I am very excited about the second installment in The Body Magic Series; Black Archer! We are moving out of the Advance Proofs to a fully edited eBook and paperback in a few weeks. Here is an excerpt:
CHAPTER ONE: A Mess
Blanca was running again. She clasped her hands onto the straps of her pack to keep it from bouncing too roughly on her back. She ran and ran, passing muddy and tired boys to her right dressed in all black. “Through!” she yelled and cut between two boys and into the dense woods. Quickly, she ducked behind a tree, unshouldered her pack and tossed it to the ground, unlaced her breeches and squatted. She had waited so long that it was now hard to pee. Finally, the relief came and she laced her breeches with shaking fingers, grabbed her pack, and stepped back out onto the road.
And she would have to run ahead again. Then she saw a boy she recognized waving at her down to her left, farther towards the back of the long line which seemed to have no end. She had a moment to wait and, relieved, bent over panting.
Why am I doing this? She wondered, not for the first time.
Blanca had barely the time to notice how massive The Black Archer caravan was in the first few days of marching. She had been too overwhelmed with the sudden departure from The City of Mantan and then the three days of straight marching towards The North. They paused only long enough to eat and drink whatever was handed to them off a passing wagon, squat behind a tree as needed, then to sleep briefly on the ground by the side of the road.
It was the afternoon of the fourth day Blanca realized, and no one had said how long the march would be. She knew that she could walk about twenty miles a day. It was five miles from her village of Word to The Hand’s cave and she, Rose, and Blue went there and back in half a day. So, she thought sleepily, we have gone almost eighty miles already.
“How much farther?” she croaked at the boy in front of her. Khalid was his name, though they had barely talked.
“Today,” he called over his shoulder. “I think.”
“I hope so,” she breathed. Khalid did not reply.
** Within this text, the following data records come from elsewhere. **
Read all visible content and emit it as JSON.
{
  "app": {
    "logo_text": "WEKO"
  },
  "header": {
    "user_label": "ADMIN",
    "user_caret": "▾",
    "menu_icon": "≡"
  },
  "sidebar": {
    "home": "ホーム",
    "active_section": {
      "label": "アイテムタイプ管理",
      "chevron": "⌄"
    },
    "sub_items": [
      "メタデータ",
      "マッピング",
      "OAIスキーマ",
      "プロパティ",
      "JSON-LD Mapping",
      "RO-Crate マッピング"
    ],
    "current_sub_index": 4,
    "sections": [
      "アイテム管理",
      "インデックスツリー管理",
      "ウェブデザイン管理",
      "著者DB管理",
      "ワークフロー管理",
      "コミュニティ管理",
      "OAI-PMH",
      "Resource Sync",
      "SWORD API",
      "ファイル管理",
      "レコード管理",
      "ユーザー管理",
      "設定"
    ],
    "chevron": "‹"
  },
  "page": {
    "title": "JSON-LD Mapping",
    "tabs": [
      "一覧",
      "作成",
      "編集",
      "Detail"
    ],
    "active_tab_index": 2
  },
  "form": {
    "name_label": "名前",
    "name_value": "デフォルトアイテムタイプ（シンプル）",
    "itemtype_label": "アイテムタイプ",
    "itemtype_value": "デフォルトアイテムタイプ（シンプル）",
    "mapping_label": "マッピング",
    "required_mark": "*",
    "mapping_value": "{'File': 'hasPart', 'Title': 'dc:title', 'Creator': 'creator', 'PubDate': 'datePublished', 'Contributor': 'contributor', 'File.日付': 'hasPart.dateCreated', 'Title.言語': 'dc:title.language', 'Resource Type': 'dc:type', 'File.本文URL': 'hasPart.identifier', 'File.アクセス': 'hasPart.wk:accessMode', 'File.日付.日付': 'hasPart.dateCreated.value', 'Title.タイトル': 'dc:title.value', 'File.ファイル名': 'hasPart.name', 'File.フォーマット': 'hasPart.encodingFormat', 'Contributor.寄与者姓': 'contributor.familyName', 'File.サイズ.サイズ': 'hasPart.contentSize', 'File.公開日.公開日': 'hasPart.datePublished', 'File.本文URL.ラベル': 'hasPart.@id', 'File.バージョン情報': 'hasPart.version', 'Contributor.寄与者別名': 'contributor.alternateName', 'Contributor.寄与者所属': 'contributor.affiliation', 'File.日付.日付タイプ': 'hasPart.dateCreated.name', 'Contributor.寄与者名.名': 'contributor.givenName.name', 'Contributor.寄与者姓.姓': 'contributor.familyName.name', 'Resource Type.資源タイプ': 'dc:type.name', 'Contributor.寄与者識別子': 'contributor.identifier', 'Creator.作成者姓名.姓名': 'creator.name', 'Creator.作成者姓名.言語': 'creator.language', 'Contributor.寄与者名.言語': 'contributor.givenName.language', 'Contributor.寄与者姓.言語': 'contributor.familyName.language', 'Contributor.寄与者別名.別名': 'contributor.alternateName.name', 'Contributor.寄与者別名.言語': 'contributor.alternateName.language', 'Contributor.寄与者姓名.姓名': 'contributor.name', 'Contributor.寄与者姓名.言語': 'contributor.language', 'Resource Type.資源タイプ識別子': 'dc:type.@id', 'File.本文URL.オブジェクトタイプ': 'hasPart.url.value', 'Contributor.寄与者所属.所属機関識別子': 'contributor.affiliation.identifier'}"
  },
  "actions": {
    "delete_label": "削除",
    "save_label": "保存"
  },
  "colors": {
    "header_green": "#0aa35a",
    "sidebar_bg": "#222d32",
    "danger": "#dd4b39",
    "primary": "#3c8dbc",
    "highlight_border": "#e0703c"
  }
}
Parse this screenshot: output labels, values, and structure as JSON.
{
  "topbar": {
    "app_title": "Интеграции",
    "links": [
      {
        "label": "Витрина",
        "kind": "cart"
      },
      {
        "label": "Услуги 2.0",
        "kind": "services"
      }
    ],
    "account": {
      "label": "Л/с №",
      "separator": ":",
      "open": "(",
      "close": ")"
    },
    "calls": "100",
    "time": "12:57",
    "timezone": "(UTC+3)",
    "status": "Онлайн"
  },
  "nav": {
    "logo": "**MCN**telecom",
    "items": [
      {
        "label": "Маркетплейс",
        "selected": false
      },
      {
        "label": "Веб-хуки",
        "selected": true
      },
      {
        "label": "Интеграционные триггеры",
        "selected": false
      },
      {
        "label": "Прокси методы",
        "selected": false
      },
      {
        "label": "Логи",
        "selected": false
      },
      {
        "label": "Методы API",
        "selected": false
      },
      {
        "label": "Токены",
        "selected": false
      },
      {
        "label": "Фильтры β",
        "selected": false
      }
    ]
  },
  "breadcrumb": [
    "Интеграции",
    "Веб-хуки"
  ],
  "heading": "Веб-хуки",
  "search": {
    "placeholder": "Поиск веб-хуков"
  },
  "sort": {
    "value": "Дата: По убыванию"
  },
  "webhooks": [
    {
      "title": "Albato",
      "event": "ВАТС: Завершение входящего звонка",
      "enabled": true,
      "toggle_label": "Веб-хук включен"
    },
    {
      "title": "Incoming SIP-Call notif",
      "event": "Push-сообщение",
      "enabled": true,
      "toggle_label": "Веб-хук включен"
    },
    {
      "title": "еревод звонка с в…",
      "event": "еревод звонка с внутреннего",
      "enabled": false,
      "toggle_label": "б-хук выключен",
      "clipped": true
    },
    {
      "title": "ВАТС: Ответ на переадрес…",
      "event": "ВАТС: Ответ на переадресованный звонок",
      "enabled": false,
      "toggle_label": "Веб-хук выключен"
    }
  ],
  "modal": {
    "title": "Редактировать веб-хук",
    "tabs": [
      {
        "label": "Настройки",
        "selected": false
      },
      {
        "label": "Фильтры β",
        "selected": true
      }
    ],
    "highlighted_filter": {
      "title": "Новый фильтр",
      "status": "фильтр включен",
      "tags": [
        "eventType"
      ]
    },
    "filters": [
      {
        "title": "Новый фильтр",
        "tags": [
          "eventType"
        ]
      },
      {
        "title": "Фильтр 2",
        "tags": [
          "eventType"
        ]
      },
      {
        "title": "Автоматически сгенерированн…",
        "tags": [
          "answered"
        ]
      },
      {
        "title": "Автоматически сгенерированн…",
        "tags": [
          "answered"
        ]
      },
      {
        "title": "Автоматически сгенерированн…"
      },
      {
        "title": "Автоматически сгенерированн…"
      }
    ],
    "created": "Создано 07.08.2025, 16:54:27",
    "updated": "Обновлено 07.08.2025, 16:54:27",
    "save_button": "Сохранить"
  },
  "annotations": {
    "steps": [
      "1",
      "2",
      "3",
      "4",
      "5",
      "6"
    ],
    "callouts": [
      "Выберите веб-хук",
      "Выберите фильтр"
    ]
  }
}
Blanca set back to putting one foot in front of another towards The North and Kalakala Pass.
“Yes!” a boy behind her yelled for no apparent reason and then, ahead, she saw an opening in the woods. The long black line of boys began to speed up. Twenty long minutes later, Blanca exited the woods onto a vast field of green with a tall hill in the center. Massive black tents were already being erected atop the hill and at various locations spread about. Strong-looking men were tossing small dark gray bundles in neat rows around the larger tents.
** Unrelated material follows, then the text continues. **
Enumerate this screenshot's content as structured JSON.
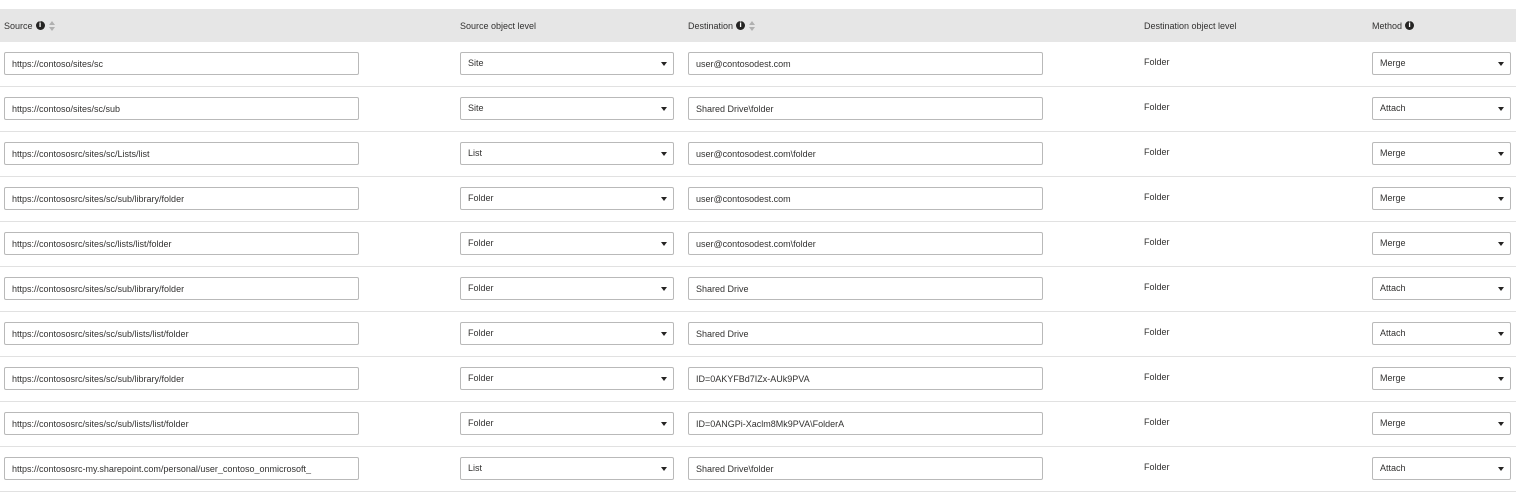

“Thank goodness,” Khalid grunted. “Real food tonight.”
Blanca hoped that was true. And sleep, she thought. Real sleep.
“Hey, girl,” another voice behind her said. “Who are you going to bunk with?” She looked over her shoulder. It was the round dough-faced boy. Terl was his name, but that was all she knew about him. No one talked to her, even if they had the energy to do so. Terl winked.
“Two to a tent, sweetie.”
Blanca ignored him and
slogged on until they were ordered to one side by The Drill Master on his black horse. Blanca did not know The Master’s name. His main job seemed to be to yell at them as often as he could.
“Recruits! Choose your billets and get them up!” he yelled. “Two to a tent!” He looked directly at Blanca, his bloodshot green eyes flashing. “Except you, girl. You are alone. Dump your ruck over there and set up,” he pointed with his chin, “next to the latrines.”
She was, she realized, very alone.
What was I thinking? Why would I want to join The Black Archers? They are all men and boys. They are also the best, she thought and felt like crying.
She trudged to the indicated spot beside a row of head-high narrow tents that she took to be the latrines, and unceremoniously threw down her pack and kicked it for good measure. A boy next to her snickered as he set about untying his tent bundle with a partner’s help.
“Mess in an hour!” The Drill Master yelled. “Then Archery Ratings. Collect and string your longbows at the wagon over there,” he pointed at a black wagon with a red triangle painted on the side just pulling up behind four gray mules
, “and be ready to collect arrows at The Fletcher Wagon over there,” he pointed to a large covered wagon at the end of the rows.
“You are going to have a very long day!” The Master spurred his horse around and galloped off, Recruits diving o
ut of his way in all directions.
Blanca understood the basics of setting up a tent: it was just two tarps with tension poles and stay ropes. She had helped set up large tents for festivals in Word, but the grayish lump at her feet looked menacing.
She looked about and all the other Recruits, boys and young men, were helping one another to spread the canvas pieces and tie them together with bits of black string.
No one would be helping her.
She untied the knot on the rope of the bundle and began to sort out the contents: two pieces of canvas, four small poles that seemed to fit into one another to make two poles, eight wooden stakes, some short pieces of twine, and two pieces of yellow rope of equal length with a loop on each end. The ropes were coiled and reminded her of pith snakes, which were poisonous.
I can do this, she thought.